───── Input records ─────

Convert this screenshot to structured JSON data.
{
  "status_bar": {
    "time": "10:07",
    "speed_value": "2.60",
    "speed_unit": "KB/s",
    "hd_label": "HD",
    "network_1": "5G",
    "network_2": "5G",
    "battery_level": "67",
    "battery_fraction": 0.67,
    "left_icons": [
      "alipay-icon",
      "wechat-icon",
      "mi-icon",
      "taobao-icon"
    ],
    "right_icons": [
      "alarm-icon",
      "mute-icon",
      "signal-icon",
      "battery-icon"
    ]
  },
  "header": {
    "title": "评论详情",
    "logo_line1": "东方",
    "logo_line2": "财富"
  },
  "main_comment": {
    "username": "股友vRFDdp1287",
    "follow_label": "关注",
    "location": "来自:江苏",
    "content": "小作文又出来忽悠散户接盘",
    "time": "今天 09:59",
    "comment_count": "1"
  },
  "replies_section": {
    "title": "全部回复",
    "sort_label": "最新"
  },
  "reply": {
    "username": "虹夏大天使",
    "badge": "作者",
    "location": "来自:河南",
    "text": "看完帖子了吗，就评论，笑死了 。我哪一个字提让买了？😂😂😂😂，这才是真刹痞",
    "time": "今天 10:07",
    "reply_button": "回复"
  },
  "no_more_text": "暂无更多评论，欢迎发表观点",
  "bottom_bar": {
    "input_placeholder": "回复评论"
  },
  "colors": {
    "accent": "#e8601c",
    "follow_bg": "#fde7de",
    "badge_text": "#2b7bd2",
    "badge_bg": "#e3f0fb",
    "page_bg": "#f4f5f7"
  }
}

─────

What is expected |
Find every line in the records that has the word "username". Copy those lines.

Completed task |
    "username": "股友vRFDdp1287",
    "username": "虹夏大天使",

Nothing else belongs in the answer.